A bright future for Graham

Case study summary

Dimensions is one of the country’s largest not-for-profit organisations supporting people with a learning disability, autism, challenging behaviour and complex needs.  Staff have been committed to the Stopping over medication of people with a learning disability, autism or both (STOMP) initiative since it began and are working with GPs to review all psychotropic prescriptions for people they support, with a view to reducing that medication where appropriate.


Graham (not his real name) is a 28 year old autistic man who was moved around various care organisations until he became supported by Dimensions in September 2016.

When he arrived he needed 24 hour, two to one support seven days a week with one member of staff sleeping in and one member of staff on a waking night.

Staff noticed that although he seemed settled in his new home and was managing to talk to staff when he was feeling low or upset he was also gaining weight and he seemed overly tired every day.

Graham’s doctor and support staff suggested a medication review and that led to a plan to reduce some of his medicines.  Every four weeks the doctor meets with his parents and a member of staff to talk about how he has been since the reduction and when everyone feels that he is ready the plan is to reduce his medication further.

Graham’s parents also talked to the doctor about a diagnosis of Bipolar which he had from many years ago. His parents did not feel that this was right and went on to gather evidence for this which led to the diagnosis of Bipolar being taken away.

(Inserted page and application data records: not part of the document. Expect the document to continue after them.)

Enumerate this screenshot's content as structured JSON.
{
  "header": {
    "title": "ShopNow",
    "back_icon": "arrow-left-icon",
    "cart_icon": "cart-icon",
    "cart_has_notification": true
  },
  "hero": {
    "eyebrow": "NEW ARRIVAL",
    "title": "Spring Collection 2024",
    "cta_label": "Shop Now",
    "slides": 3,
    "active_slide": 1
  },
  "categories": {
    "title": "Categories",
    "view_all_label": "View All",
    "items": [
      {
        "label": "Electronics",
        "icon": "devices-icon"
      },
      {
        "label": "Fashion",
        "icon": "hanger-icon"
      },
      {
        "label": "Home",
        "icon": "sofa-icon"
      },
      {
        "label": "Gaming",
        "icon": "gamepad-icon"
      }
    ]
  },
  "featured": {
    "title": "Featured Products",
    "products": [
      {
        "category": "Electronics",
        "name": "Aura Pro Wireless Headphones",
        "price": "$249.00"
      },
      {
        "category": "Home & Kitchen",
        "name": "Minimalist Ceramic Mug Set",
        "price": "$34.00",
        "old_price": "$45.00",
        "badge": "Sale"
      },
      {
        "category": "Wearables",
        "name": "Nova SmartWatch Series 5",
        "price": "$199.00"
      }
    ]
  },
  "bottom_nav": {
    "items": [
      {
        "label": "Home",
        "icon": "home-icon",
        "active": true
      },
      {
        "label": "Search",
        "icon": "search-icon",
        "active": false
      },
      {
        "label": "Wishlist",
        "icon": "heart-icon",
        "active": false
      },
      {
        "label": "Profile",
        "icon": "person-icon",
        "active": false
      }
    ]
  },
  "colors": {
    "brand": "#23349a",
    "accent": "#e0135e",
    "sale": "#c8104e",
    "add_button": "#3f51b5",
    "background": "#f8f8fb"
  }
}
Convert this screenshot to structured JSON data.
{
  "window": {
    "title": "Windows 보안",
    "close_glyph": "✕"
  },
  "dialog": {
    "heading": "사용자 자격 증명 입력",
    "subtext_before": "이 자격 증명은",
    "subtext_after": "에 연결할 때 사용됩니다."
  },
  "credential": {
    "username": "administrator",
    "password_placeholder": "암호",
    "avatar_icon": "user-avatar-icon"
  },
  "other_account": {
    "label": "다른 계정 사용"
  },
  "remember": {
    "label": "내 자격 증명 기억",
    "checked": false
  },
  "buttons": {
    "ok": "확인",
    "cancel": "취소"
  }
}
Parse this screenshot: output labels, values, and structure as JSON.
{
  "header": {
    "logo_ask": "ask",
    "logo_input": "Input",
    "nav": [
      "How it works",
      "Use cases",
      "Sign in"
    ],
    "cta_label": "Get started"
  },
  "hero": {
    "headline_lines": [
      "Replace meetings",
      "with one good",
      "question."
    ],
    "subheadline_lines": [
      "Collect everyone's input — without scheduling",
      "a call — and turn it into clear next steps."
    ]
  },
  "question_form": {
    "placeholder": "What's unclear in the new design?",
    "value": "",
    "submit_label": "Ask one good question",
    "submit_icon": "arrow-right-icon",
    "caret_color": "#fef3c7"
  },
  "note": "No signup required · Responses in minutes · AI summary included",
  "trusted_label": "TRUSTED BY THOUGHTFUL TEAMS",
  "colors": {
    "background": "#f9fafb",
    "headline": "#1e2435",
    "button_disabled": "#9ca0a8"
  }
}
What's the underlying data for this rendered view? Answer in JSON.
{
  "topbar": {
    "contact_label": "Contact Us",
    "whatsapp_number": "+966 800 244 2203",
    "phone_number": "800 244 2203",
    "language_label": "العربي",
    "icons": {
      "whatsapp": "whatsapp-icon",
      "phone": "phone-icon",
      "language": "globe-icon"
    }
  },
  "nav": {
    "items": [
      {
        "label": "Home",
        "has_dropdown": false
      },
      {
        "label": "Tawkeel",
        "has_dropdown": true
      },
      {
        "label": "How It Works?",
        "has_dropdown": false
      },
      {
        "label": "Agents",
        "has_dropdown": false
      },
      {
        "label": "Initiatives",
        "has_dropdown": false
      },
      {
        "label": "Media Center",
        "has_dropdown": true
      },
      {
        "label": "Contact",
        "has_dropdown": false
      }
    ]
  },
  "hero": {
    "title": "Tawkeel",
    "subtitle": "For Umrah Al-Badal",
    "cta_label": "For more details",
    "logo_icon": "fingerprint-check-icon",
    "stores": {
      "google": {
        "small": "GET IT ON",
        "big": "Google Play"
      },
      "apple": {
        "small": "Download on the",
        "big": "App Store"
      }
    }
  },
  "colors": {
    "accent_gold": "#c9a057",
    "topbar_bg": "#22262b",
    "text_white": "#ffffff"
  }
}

The support package Graham has is also changing, the waking night support isn’t needed anymore and his behaviour support has also been reduced from touch support to just talk down.

It is hoped that if all continues to go well he will only be supported on a two to one basis when going out in the car and attending activities but his time in his home will be reduced to only himself and one member of staff. If he continues to progress in the way in which he has done so far the long term goal is to be on the lowest level of medication needed and only to be supported on a 121 basis.

Graham has come a very long way, with a history of being moved from different placements and being supported by different care providers eventually seeing him in a secure unit with a false diagnosis of Bipolar and on a lot medication the future is now looking bright for Graham, his family and his support team.